I have found that the ACFW conference has the nicest, most helpful people. One special time was when someone stopped me from being a deer in the headlights as she quickly prayed for me on the way to her own appointment. Don't sit in your room and order room service--get out and be with others who are just as passionate as you are at the meals. When you go into the "cafeteria," even if you are the new kid in school, you'll find a place and it will be the right place, the right time.

Hope to see the Indiana group at breakfast one morning!

Monday, August 02, 2010

They Almost Always Come Home by Cynthia Ruchti

They Almost Come Home by Cynthia Ruchti
Abingdon, ISBN 978-1-4267-0238-9, PB, 301 pages, $13.99

--Review by Crystal Laine Miller

Libby and Greg flail in the 20-year-plus marriage after the death of their daughter, Lacey. Greg heads for a solo canoe trip in the Canadian wilderness. When he doesn't return home on time, Libby; her father-in-law, Frank, and best friend, Jen, decide to look for him.

Tenderfoots Libby and Jen and seasoned Frank all struggle with their own faith as they fight for their lives, searching for Greg, as Libby gets to know her husband through his past wilderness journeys.

This book is a page-turner full of adventure, rich characterizations, and spiritual revelation. Readers will need to keep tissues handy. Discussion questions at the end make it suitable for book groups. This is one of my favorite books so far this year, and I highly recommend it to women over 30.

--REPRINTED from Church Libraries, Summer 2010. Used with Permission.

About the Author: Cynthia Ruchti

Cynthia Ruchti is the current president of American Christian Fiction Writers (ACFW), which she’s served in various volunteer capacities since shortly after she became a member in 2002. In her role as president of ACFW, Cynthia writes a monthly “From the President” column for ACFW’s Afictionadoezine. For two years she was one of four humor columnists for Afictionado’s“Let There Be Lite.” In 2007, she was the recipient of the ACFW Member Service Award. In 2008, Cynthia won second place for Women’s Fiction in ACFW’s prestigious Genesis Contest.

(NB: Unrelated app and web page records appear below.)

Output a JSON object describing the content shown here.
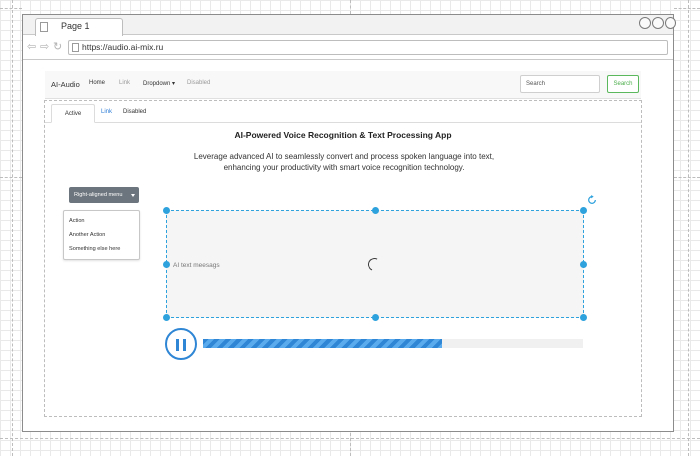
{
  "browser": {
    "tab_title": "Page 1",
    "url": "https://audio.ai-mix.ru",
    "icons": [
      "back-arrow-icon",
      "forward-arrow-icon",
      "reload-icon",
      "page-icon"
    ]
  },
  "navbar": {
    "brand": "AI-Audio",
    "items": [
      {
        "label": "Home"
      },
      {
        "label": "Link"
      },
      {
        "label": "Dropdown"
      },
      {
        "label": "Disabled"
      }
    ],
    "search_placeholder": "Search",
    "search_button": "Search"
  },
  "tabs": [
    {
      "label": "Active"
    },
    {
      "label": "Link"
    },
    {
      "label": "Disabled"
    }
  ],
  "main": {
    "title": "AI-Powered Voice Recognition & Text Processing App",
    "description": "Leverage advanced AI to seamlessly convert and process spoken language into text, enhancing your productivity with smart voice recognition technology."
  },
  "dropdown": {
    "button_label": "Right-aligned menu",
    "items": [
      {
        "label": "Action"
      },
      {
        "label": "Another Action"
      },
      {
        "label": "Something else here"
      }
    ]
  },
  "text_area": {
    "placeholder": "AI text meesags"
  },
  "player": {
    "state": "paused",
    "progress": 0.63
  },
  "colors": {
    "accent": "#2e86d4",
    "selection": "#2ea2dd",
    "success": "#5cb85c",
    "dropdown_button": "#6c757d"
  }
}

Her debut novel—They Almost Always Come Home—released in spring 2010 with Abingdon Press. She’s represented by Wendy Lawton of Books & Such Literary Agency.
Cynthia writes stories of hope that glows in the dark, merging her love for storytelling with inextinguishable hope for inexpressible hurts. Her novels in progress include On the Night He Was Betrayed, All My Belongings, When the Morning Glory Blooms, and Afraid of the Light.
The radio broadcast Cynthia writes and produces — The Heartbeat of the Home — is celebrating its 30th year of ministry. The scripted radio drama/devotional broadcast airs on 16 radio stations and two cable/digital television stations. Cynthia is the editor of the ministry’s Backyard Friends magazine, a twenty-page, twice annual publication that reaches 5,000 homes, churches, and parachurch outreaches.
Cynthia’s articles have appeared in a number of publications, including Christian Communicator, Victory In Grace, Quality of Life Times, and others. Her essay “Reading by Flashlight, Writing by Heart” appears in Cup of Comfort for Writers. She also has an essay in Writing So Heaven Will Be Different, a compilation commemorating the 35th year of the Write-to-Publish writers conference. She writes a monthly column for Wisconsin Christian News and has written a number of feature articles for that publication.
Cynthia spends her days diving into words, worship, and wonder and celebrating 37 years of marriage, three grown children, and five exceptional grandchildren. One of her greatest joys is helping other writers grow in their craft. To that end, she is the assistant director and a faculty member of the Quad Cities Christian Writers Conference, has served as worship and devotions staff for the Write-to-Publish conference, and teaches at other conferences as opportunities arise. She speaks to women’s groups, at mother-daughter banquets, and for women’s refresher days. It is her delight to serve on her church’s worship team and Creative Arts team. Rather than “busy,” she likes the term “active.”